• Activity
Check each line of the material below, and copy it if it holds the string "send".
▼
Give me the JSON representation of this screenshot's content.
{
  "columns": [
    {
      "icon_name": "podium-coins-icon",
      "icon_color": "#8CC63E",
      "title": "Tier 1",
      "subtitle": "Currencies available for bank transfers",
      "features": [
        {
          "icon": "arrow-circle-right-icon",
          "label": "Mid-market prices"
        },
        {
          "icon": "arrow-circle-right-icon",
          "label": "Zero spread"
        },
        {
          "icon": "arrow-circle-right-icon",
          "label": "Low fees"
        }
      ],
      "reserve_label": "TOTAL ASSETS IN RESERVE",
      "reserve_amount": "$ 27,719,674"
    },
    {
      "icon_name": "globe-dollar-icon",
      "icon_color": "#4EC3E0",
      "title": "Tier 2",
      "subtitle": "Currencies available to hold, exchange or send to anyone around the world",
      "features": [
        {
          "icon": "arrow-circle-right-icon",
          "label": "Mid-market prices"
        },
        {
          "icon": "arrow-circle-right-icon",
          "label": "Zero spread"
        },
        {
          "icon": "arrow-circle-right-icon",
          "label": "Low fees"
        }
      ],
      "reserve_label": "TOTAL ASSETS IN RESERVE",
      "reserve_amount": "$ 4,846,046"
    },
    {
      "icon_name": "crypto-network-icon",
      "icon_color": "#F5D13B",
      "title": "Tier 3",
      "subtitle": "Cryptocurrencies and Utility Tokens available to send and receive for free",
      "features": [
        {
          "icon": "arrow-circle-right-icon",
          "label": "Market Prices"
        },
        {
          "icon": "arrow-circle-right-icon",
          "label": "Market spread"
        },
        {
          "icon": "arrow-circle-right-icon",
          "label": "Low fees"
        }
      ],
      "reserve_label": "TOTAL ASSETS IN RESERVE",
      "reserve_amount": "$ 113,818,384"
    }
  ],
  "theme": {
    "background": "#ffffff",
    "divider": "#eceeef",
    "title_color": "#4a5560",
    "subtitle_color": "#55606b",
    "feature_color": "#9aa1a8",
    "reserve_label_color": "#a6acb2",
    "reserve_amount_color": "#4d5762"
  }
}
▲
• Result for this exercise
      "subtitle": "Currencies available to hold, exchange or send to anyone around the world",
      "subtitle": "Cryptocurrencies and Utility Tokens available to send and receive for free",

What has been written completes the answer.